§ Data for this exercise
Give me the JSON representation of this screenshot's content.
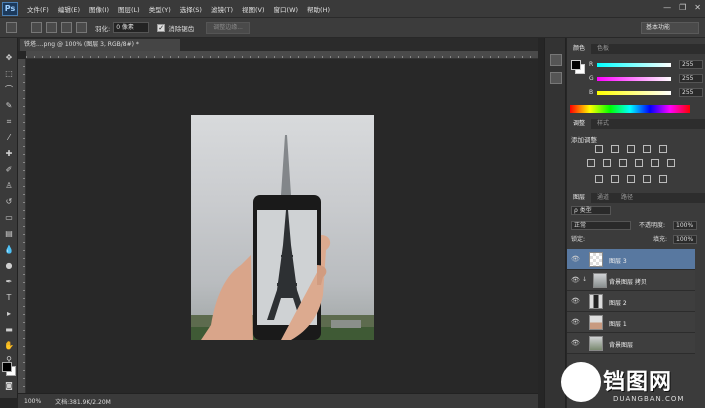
{
  "app": {
    "logo_text": "Ps"
  },
  "menu": [
    "文件(F)",
    "编辑(E)",
    "图像(I)",
    "图层(L)",
    "类型(Y)",
    "选择(S)",
    "滤镜(T)",
    "视图(V)",
    "窗口(W)",
    "帮助(H)"
  ],
  "window_controls": [
    "—",
    "❐",
    "✕"
  ],
  "options_bar": {
    "feather_label": "羽化:",
    "feather_value": "0 像素",
    "antialias_label": "消除锯齿",
    "refine_edge_button": "调整边缘...",
    "workspace": "基本功能"
  },
  "document": {
    "tab_label": "铁塔....png @ 100% (图层 3, RGB/8#) *",
    "zoom": "100%",
    "doc_info": "文档:381.9K/2.20M"
  },
  "color_panel": {
    "tabs": [
      "颜色",
      "色板"
    ],
    "channels": [
      {
        "label": "R",
        "value": "255"
      },
      {
        "label": "G",
        "value": "255"
      },
      {
        "label": "B",
        "value": "255"
      }
    ]
  },
  "adjustments_panel": {
    "tabs": [
      "调整",
      "样式"
    ],
    "title": "添加调整"
  },
  "layers_panel": {
    "tabs": [
      "图层",
      "通道",
      "路径"
    ],
    "filter_label": "ρ 类型",
    "blend_mode": "正常",
    "opacity_label": "不透明度:",
    "opacity_value": "100%",
    "lock_label": "锁定:",
    "fill_label": "填充:",
    "fill_value": "100%",
    "layers": [
      {
        "name": "图层 3",
        "selected": true
      },
      {
        "name": "背景图层 拷贝",
        "selected": false
      },
      {
        "name": "图层 2",
        "selected": false
      },
      {
        "name": "图层 1",
        "selected": false
      },
      {
        "name": "背景图层",
        "selected": false
      }
    ]
  },
  "watermark": {
    "main": "铛图网",
    "sub": "DUANGBAN.COM"
  },
  "colors": {
    "foreground": "#000000",
    "background": "#ffffff",
    "layer_selected": "#5878a0"
  }
}
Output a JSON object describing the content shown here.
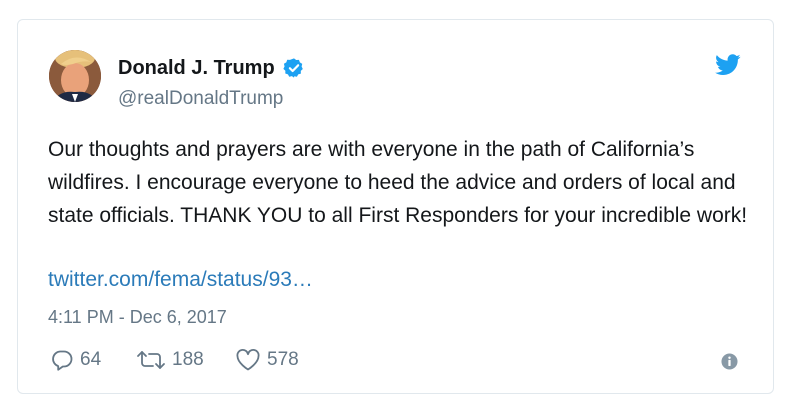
{
  "tweet": {
    "author_name": "Donald J. Trump",
    "handle": "@realDonaldTrump",
    "text": "Our thoughts and prayers are with everyone in the path of California’s wildfires. I encourage everyone to heed the advice and orders of local and state officials. THANK YOU to all First Responders for your incredible work!",
    "link": "twitter.com/fema/status/93…",
    "timestamp": "4:11 PM - Dec 6, 2017",
    "replies": "64",
    "retweets": "188",
    "likes": "578"
  },
  "icons": {
    "verified": "verified-badge-icon",
    "brand": "twitter-bird-icon",
    "reply": "reply-icon",
    "retweet": "retweet-icon",
    "like": "heart-icon",
    "info": "info-icon"
  },
  "colors": {
    "text": "#14171a",
    "secondary": "#657786",
    "link": "#2b7bb9",
    "brand": "#1da1f2",
    "border": "#e1e8ed"
  }
}
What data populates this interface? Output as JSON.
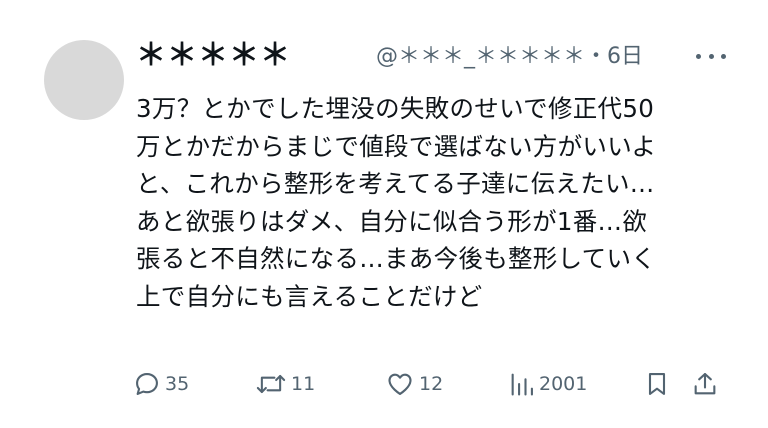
{
  "post": {
    "display_name": "＊＊＊＊＊",
    "handle": "@＊＊＊_＊＊＊＊＊",
    "separator": "・",
    "time": "6日",
    "body": "3万？とかでした埋没の失敗のせいで修正代50\n万とかだからまじで値段で選ばない方がいいよ\nと、これから整形を考えてる子達に伝えたい…\nあと欲張りはダメ、自分に似合う形が1番…欲\n張ると不自然になる…まあ今後も整形していく\n上で自分にも言えることだけど"
  },
  "actions": {
    "replies": "35",
    "reposts": "11",
    "likes": "12",
    "views": "2001"
  },
  "icons": [
    "more-icon",
    "reply-icon",
    "repost-icon",
    "like-icon",
    "views-icon",
    "bookmark-icon",
    "share-icon"
  ],
  "colors": {
    "text": "#0f1419",
    "secondary": "#536471",
    "avatar": "#d9d9d9"
  }
}
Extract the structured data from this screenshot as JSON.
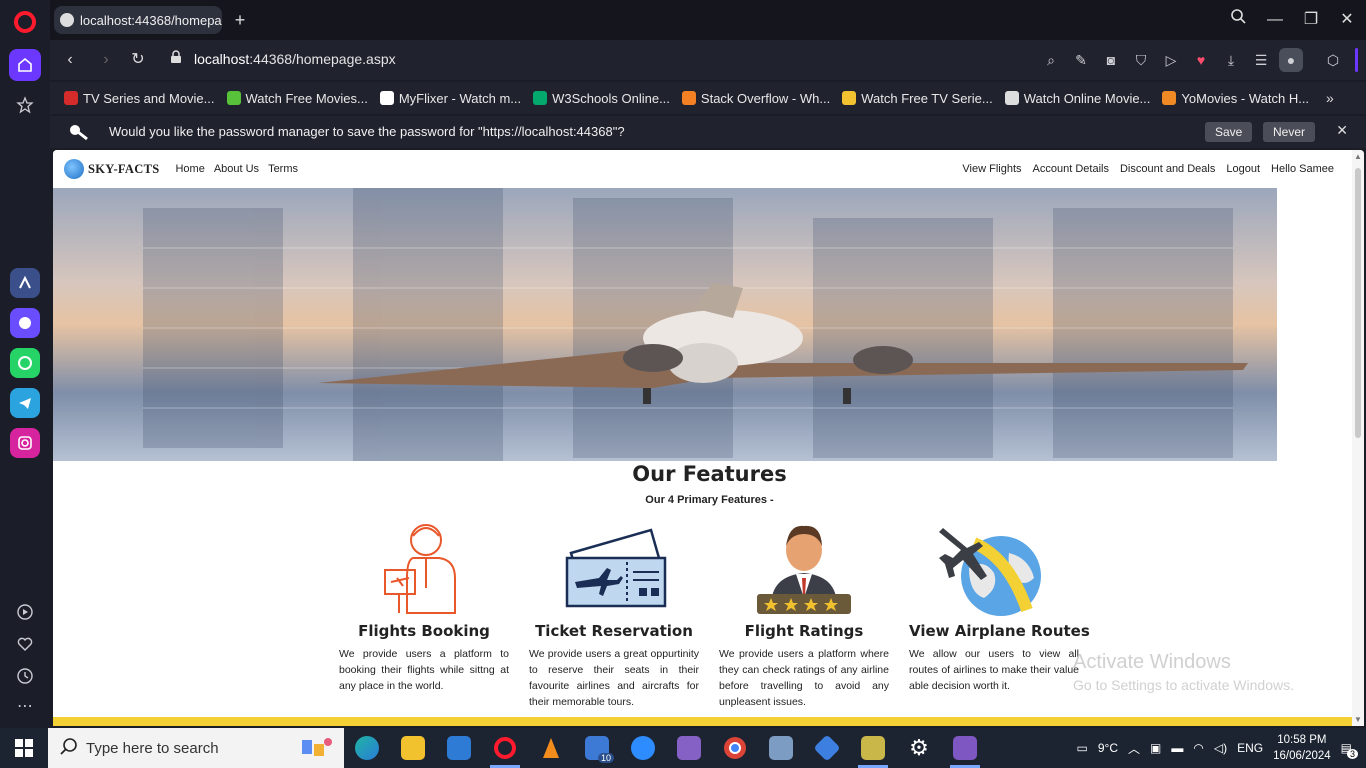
{
  "browser": {
    "tab_title": "localhost:44368/homepage.aspx",
    "url_host": "localhost",
    "url_rest": ":44368/homepage.aspx",
    "bookmarks": [
      {
        "label": "TV Series and Movie...",
        "color": "#d62b2b"
      },
      {
        "label": "Watch Free Movies...",
        "color": "#58c23b"
      },
      {
        "label": "MyFlixer - Watch m...",
        "color": "#ffffff"
      },
      {
        "label": "W3Schools Online...",
        "color": "#04aa6d"
      },
      {
        "label": "Stack Overflow - Wh...",
        "color": "#f48024"
      },
      {
        "label": "Watch Free TV Serie...",
        "color": "#f2c230"
      },
      {
        "label": "Watch Online Movie...",
        "color": "#dddddd"
      },
      {
        "label": "YoMovies - Watch H...",
        "color": "#f08a24"
      }
    ],
    "password_prompt": {
      "text": "Would you like the password manager to save the password for \"https://localhost:44368\"?",
      "save": "Save",
      "never": "Never"
    }
  },
  "site": {
    "brand": "SKY-FACTS",
    "nav_left": [
      "Home",
      "About Us",
      "Terms"
    ],
    "nav_right": [
      "View Flights",
      "Account Details",
      "Discount and Deals",
      "Logout",
      "Hello Samee"
    ],
    "features_title": "Our Features",
    "features_subtitle": "Our 4 Primary Features -",
    "features": [
      {
        "title": "Flights Booking",
        "text": "We provide users a platform to booking their flights while sittng at any place in the world.",
        "icon": "agent-icon"
      },
      {
        "title": "Ticket Reservation",
        "text": "We provide users a great oppurtinity to reserve their seats in their favourite airlines and aircrafts for their memorable tours.",
        "icon": "ticket-icon"
      },
      {
        "title": "Flight Ratings",
        "text": "We provide users a platform where they can check ratings of any airline before travelling to avoid any unpleasent issues.",
        "icon": "rating-icon"
      },
      {
        "title": "View Airplane Routes",
        "text": "We allow our users to view all routes of airlines to make their value able decision worth it.",
        "icon": "globe-plane-icon"
      }
    ]
  },
  "watermark": {
    "line1": "Activate Windows",
    "line2": "Go to Settings to activate Windows."
  },
  "taskbar": {
    "search_placeholder": "Type here to search",
    "weather": "9°C",
    "lang": "ENG",
    "time": "10:58 PM",
    "date": "16/06/2024",
    "mail_badge": "10",
    "notif_count": "3"
  }
}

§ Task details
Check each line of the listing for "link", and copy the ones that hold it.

§ Answer box
    "link": "twitter.com/fema/status/93…",
    "link": "#2b7bb9",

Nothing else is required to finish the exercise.